◆ **TASK PROMPT**:
Each record below is to be reproduced without any change.
____________
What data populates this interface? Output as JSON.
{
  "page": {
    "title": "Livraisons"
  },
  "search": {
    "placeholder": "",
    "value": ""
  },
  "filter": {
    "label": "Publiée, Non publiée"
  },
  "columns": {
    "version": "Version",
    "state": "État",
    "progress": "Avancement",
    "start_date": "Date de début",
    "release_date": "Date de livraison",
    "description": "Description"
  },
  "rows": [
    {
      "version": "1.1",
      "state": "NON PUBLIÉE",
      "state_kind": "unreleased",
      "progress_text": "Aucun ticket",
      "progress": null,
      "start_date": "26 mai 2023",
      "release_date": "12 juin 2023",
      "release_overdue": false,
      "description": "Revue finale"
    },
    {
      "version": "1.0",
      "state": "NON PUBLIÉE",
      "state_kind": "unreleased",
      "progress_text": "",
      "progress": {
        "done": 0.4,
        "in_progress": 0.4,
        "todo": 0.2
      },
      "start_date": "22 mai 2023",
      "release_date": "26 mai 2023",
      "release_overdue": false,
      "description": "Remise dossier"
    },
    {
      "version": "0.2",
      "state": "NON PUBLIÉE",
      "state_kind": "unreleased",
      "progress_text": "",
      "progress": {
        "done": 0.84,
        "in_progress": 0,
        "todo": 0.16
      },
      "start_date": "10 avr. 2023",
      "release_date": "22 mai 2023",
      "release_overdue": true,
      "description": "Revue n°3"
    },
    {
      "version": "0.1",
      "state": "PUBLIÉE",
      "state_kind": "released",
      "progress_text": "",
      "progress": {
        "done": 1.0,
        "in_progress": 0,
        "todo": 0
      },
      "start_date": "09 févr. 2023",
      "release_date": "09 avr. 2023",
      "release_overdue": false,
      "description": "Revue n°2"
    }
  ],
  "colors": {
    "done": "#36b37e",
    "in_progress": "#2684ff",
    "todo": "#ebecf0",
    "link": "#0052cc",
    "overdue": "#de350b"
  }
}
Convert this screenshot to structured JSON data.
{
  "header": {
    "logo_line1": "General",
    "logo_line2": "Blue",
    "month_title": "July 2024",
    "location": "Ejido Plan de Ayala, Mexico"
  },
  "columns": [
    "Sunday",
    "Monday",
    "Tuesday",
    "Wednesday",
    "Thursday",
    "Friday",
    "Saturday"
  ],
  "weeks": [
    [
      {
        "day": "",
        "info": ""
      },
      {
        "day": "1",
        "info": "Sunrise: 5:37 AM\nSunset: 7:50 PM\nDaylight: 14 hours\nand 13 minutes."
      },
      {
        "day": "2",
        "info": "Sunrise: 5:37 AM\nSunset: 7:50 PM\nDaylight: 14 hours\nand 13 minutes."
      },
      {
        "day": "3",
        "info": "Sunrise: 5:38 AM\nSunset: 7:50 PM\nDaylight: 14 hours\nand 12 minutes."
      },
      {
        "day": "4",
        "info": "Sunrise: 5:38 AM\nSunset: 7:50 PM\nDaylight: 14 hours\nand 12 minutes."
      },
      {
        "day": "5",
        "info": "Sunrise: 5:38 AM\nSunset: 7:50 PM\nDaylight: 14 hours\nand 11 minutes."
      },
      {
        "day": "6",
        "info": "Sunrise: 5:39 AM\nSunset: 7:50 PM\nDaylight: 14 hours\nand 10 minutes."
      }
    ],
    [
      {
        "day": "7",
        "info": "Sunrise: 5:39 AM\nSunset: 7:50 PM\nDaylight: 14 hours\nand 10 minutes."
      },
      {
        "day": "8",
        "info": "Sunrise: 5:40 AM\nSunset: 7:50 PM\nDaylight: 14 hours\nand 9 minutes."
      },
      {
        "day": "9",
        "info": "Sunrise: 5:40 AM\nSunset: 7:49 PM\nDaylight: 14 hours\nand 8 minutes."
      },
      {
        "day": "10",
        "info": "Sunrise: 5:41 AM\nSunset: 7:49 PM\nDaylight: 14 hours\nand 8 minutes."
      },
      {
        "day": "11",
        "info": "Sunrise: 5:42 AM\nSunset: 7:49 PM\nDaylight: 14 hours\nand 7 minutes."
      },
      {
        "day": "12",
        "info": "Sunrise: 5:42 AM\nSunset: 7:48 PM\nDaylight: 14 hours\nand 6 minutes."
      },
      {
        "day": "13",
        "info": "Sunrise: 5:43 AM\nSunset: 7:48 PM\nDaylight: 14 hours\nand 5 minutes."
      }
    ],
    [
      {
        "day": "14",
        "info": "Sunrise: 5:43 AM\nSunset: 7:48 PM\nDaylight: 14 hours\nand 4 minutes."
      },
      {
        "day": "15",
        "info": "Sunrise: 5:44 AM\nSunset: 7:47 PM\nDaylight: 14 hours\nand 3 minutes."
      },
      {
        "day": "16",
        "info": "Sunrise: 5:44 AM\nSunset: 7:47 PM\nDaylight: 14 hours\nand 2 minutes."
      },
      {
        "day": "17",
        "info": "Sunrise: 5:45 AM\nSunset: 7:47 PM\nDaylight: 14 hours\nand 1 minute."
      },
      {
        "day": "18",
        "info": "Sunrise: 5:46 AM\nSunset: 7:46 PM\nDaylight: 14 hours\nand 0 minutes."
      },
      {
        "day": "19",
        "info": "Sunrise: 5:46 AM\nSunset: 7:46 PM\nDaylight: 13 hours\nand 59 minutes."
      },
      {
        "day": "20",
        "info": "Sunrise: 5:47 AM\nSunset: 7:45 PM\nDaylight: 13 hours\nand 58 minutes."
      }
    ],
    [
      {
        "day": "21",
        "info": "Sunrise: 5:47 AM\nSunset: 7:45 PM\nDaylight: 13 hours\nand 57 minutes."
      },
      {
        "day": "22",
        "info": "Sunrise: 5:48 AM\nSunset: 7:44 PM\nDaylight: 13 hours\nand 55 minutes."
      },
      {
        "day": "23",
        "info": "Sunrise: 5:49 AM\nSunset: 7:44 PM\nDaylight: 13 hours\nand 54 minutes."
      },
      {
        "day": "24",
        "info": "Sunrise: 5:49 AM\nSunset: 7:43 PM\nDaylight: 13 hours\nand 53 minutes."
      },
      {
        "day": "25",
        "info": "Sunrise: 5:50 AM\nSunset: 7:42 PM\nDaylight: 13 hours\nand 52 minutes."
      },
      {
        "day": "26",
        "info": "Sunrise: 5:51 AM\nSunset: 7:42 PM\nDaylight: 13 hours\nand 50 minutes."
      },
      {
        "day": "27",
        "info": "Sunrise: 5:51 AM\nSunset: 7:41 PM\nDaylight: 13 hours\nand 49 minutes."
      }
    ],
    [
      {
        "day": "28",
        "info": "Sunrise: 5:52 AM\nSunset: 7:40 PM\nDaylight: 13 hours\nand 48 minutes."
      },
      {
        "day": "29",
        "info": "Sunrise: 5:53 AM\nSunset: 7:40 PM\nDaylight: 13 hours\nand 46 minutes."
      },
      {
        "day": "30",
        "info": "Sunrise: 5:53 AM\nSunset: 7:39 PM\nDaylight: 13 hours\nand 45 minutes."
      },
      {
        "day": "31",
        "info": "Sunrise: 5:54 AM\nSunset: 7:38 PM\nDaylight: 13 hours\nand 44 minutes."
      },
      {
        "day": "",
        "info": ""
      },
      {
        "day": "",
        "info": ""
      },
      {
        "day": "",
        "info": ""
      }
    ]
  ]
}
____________
◆ **EXERCISE SOLUTION**:
What data populates this interface? Output as JSON.
{
  "page": {
    "title": "Livraisons"
  },
  "search": {
    "placeholder": "",
    "value": ""
  },
  "filter": {
    "label": "Publiée, Non publiée"
  },
  "columns": {
    "version": "Version",
    "state": "État",
    "progress": "Avancement",
    "start_date": "Date de début",
    "release_date": "Date de livraison",
    "description": "Description"
  },
  "rows": [
    {
      "version": "1.1",
      "state": "NON PUBLIÉE",
      "state_kind": "unreleased",
      "progress_text": "Aucun ticket",
      "progress": null,
      "start_date": "26 mai 2023",
      "release_date": "12 juin 2023",
      "release_overdue": false,
      "description": "Revue finale"
    },
    {
      "version": "1.0",
      "state": "NON PUBLIÉE",
      "state_kind": "unreleased",
      "progress_text": "",
      "progress": {
        "done": 0.4,
        "in_progress": 0.4,
        "todo": 0.2
      },
      "start_date": "22 mai 2023",
      "release_date": "26 mai 2023",
      "release_overdue": false,
      "description": "Remise dossier"
    },
    {
      "version": "0.2",
      "state": "NON PUBLIÉE",
      "state_kind": "unreleased",
      "progress_text": "",
      "progress": {
        "done": 0.84,
        "in_progress": 0,
        "todo": 0.16
      },
      "start_date": "10 avr. 2023",
      "release_date": "22 mai 2023",
      "release_overdue": true,
      "description": "Revue n°3"
    },
    {
      "version": "0.1",
      "state": "PUBLIÉE",
      "state_kind": "released",
      "progress_text": "",
      "progress": {
        "done": 1.0,
        "in_progress": 0,
        "todo": 0
      },
      "start_date": "09 févr. 2023",
      "release_date": "09 avr. 2023",
      "release_overdue": false,
      "description": "Revue n°2"
    }
  ],
  "colors": {
    "done": "#36b37e",
    "in_progress": "#2684ff",
    "todo": "#ebecf0",
    "link": "#0052cc",
    "overdue": "#de350b"
  }
}
Convert this screenshot to structured JSON data.
{
  "header": {
    "logo_line1": "General",
    "logo_line2": "Blue",
    "month_title": "July 2024",
    "location": "Ejido Plan de Ayala, Mexico"
  },
  "columns": [
    "Sunday",
    "Monday",
    "Tuesday",
    "Wednesday",
    "Thursday",
    "Friday",
    "Saturday"
  ],
  "weeks": [
    [
      {
        "day": "",
        "info": ""
      },
      {
        "day": "1",
        "info": "Sunrise: 5:37 AM\nSunset: 7:50 PM\nDaylight: 14 hours\nand 13 minutes."
      },
      {
        "day": "2",
        "info": "Sunrise: 5:37 AM\nSunset: 7:50 PM\nDaylight: 14 hours\nand 13 minutes."
      },
      {
        "day": "3",
        "info": "Sunrise: 5:38 AM\nSunset: 7:50 PM\nDaylight: 14 hours\nand 12 minutes."
      },
      {
        "day": "4",
        "info": "Sunrise: 5:38 AM\nSunset: 7:50 PM\nDaylight: 14 hours\nand 12 minutes."
      },
      {
        "day": "5",
        "info": "Sunrise: 5:38 AM\nSunset: 7:50 PM\nDaylight: 14 hours\nand 11 minutes."
      },
      {
        "day": "6",
        "info": "Sunrise: 5:39 AM\nSunset: 7:50 PM\nDaylight: 14 hours\nand 10 minutes."
      }
    ],
    [
      {
        "day": "7",
        "info": "Sunrise: 5:39 AM\nSunset: 7:50 PM\nDaylight: 14 hours\nand 10 minutes."
      },
      {
        "day": "8",
        "info": "Sunrise: 5:40 AM\nSunset: 7:50 PM\nDaylight: 14 hours\nand 9 minutes."
      },
      {
        "day": "9",
        "info": "Sunrise: 5:40 AM\nSunset: 7:49 PM\nDaylight: 14 hours\nand 8 minutes."
      },
      {
        "day": "10",
        "info": "Sunrise: 5:41 AM\nSunset: 7:49 PM\nDaylight: 14 hours\nand 8 minutes."
      },
      {
        "day": "11",
        "info": "Sunrise: 5:42 AM\nSunset: 7:49 PM\nDaylight: 14 hours\nand 7 minutes."
      },
      {
        "day": "12",
        "info": "Sunrise: 5:42 AM\nSunset: 7:48 PM\nDaylight: 14 hours\nand 6 minutes."
      },
      {
        "day": "13",
        "info": "Sunrise: 5:43 AM\nSunset: 7:48 PM\nDaylight: 14 hours\nand 5 minutes."
      }
    ],
    [
      {
        "day": "14",
        "info": "Sunrise: 5:43 AM\nSunset: 7:48 PM\nDaylight: 14 hours\nand 4 minutes."
      },
      {
        "day": "15",
        "info": "Sunrise: 5:44 AM\nSunset: 7:47 PM\nDaylight: 14 hours\nand 3 minutes."
      },
      {
        "day": "16",
        "info": "Sunrise: 5:44 AM\nSunset: 7:47 PM\nDaylight: 14 hours\nand 2 minutes."
      },
      {
        "day": "17",
        "info": "Sunrise: 5:45 AM\nSunset: 7:47 PM\nDaylight: 14 hours\nand 1 minute."
      },
      {
        "day": "18",
        "info": "Sunrise: 5:46 AM\nSunset: 7:46 PM\nDaylight: 14 hours\nand 0 minutes."
      },
      {
        "day": "19",
        "info": "Sunrise: 5:46 AM\nSunset: 7:46 PM\nDaylight: 13 hours\nand 59 minutes."
      },
      {
        "day": "20",
        "info": "Sunrise: 5:47 AM\nSunset: 7:45 PM\nDaylight: 13 hours\nand 58 minutes."
      }
    ],
    [
      {
        "day": "21",
        "info": "Sunrise: 5:47 AM\nSunset: 7:45 PM\nDaylight: 13 hours\nand 57 minutes."
      },
      {
        "day": "22",
        "info": "Sunrise: 5:48 AM\nSunset: 7:44 PM\nDaylight: 13 hours\nand 55 minutes."
      },
      {
        "day": "23",
        "info": "Sunrise: 5:49 AM\nSunset: 7:44 PM\nDaylight: 13 hours\nand 54 minutes."
      },
      {
        "day": "24",
        "info": "Sunrise: 5:49 AM\nSunset: 7:43 PM\nDaylight: 13 hours\nand 53 minutes."
      },
      {
        "day": "25",
        "info": "Sunrise: 5:50 AM\nSunset: 7:42 PM\nDaylight: 13 hours\nand 52 minutes."
      },
      {
        "day": "26",
        "info": "Sunrise: 5:51 AM\nSunset: 7:42 PM\nDaylight: 13 hours\nand 50 minutes."
      },
      {
        "day": "27",
        "info": "Sunrise: 5:51 AM\nSunset: 7:41 PM\nDaylight: 13 hours\nand 49 minutes."
      }
    ],
    [
      {
        "day": "28",
        "info": "Sunrise: 5:52 AM\nSunset: 7:40 PM\nDaylight: 13 hours\nand 48 minutes."
      },
      {
        "day": "29",
        "info": "Sunrise: 5:53 AM\nSunset: 7:40 PM\nDaylight: 13 hours\nand 46 minutes."
      },
      {
        "day": "30",
        "info": "Sunrise: 5:53 AM\nSunset: 7:39 PM\nDaylight: 13 hours\nand 45 minutes."
      },
      {
        "day": "31",
        "info": "Sunrise: 5:54 AM\nSunset: 7:38 PM\nDaylight: 13 hours\nand 44 minutes."
      },
      {
        "day": "",
        "info": ""
      },
      {
        "day": "",
        "info": ""
      },
      {
        "day": "",
        "info": ""
      }
    ]
  ]
}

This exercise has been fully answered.